In the copy, include every entry exactly but none of the images.

(Dataset excerpts)

-*-

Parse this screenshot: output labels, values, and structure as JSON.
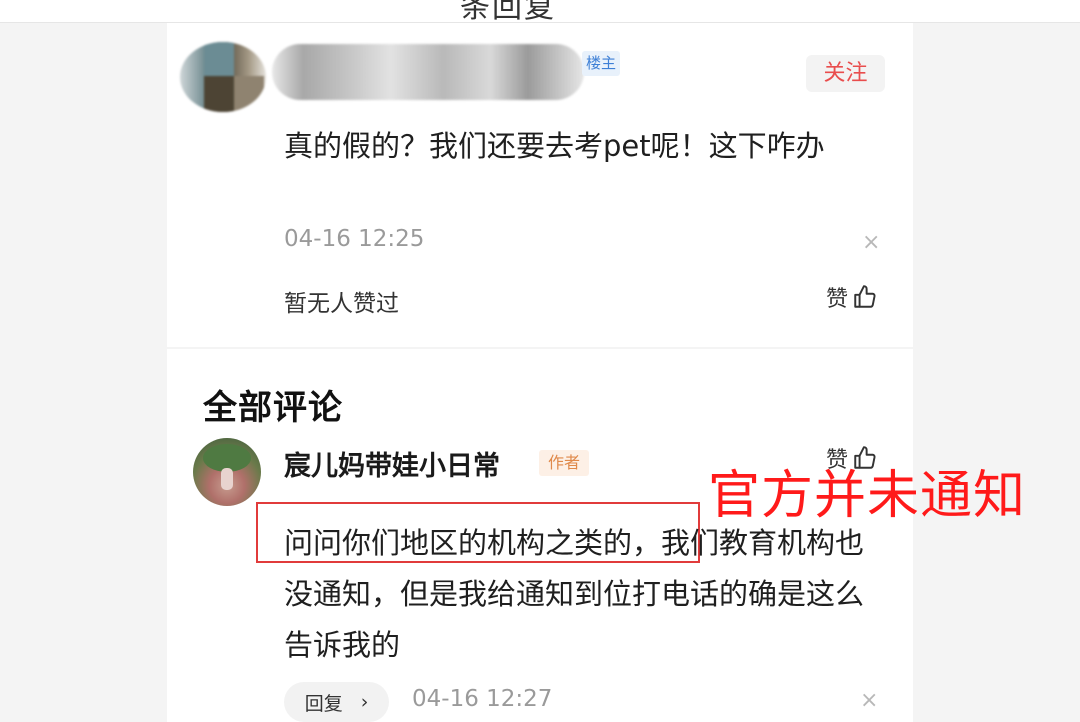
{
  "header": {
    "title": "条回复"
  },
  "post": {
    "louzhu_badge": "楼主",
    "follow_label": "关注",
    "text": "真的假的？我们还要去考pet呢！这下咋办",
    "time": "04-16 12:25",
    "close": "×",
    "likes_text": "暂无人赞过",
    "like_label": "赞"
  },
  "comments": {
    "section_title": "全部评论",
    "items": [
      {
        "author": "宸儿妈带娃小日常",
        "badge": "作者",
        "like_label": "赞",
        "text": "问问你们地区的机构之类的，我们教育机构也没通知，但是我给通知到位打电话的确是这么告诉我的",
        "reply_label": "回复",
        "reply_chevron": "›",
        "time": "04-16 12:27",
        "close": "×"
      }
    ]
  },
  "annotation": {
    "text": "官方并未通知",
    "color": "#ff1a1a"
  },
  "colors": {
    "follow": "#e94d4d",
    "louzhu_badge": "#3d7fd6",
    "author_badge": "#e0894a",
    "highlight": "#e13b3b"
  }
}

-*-

#### RESPONSE BOX
Parse this screenshot: output labels, values, and structure as JSON.
{
  "header": {
    "title": "条回复"
  },
  "post": {
    "louzhu_badge": "楼主",
    "follow_label": "关注",
    "text": "真的假的？我们还要去考pet呢！这下咋办",
    "time": "04-16 12:25",
    "close": "×",
    "likes_text": "暂无人赞过",
    "like_label": "赞"
  },
  "comments": {
    "section_title": "全部评论",
    "items": [
      {
        "author": "宸儿妈带娃小日常",
        "badge": "作者",
        "like_label": "赞",
        "text": "问问你们地区的机构之类的，我们教育机构也没通知，但是我给通知到位打电话的确是这么告诉我的",
        "reply_label": "回复",
        "reply_chevron": "›",
        "time": "04-16 12:27",
        "close": "×"
      }
    ]
  },
  "annotation": {
    "text": "官方并未通知",
    "color": "#ff1a1a"
  },
  "colors": {
    "follow": "#e94d4d",
    "louzhu_badge": "#3d7fd6",
    "author_badge": "#e0894a",
    "highlight": "#e13b3b"
  }
}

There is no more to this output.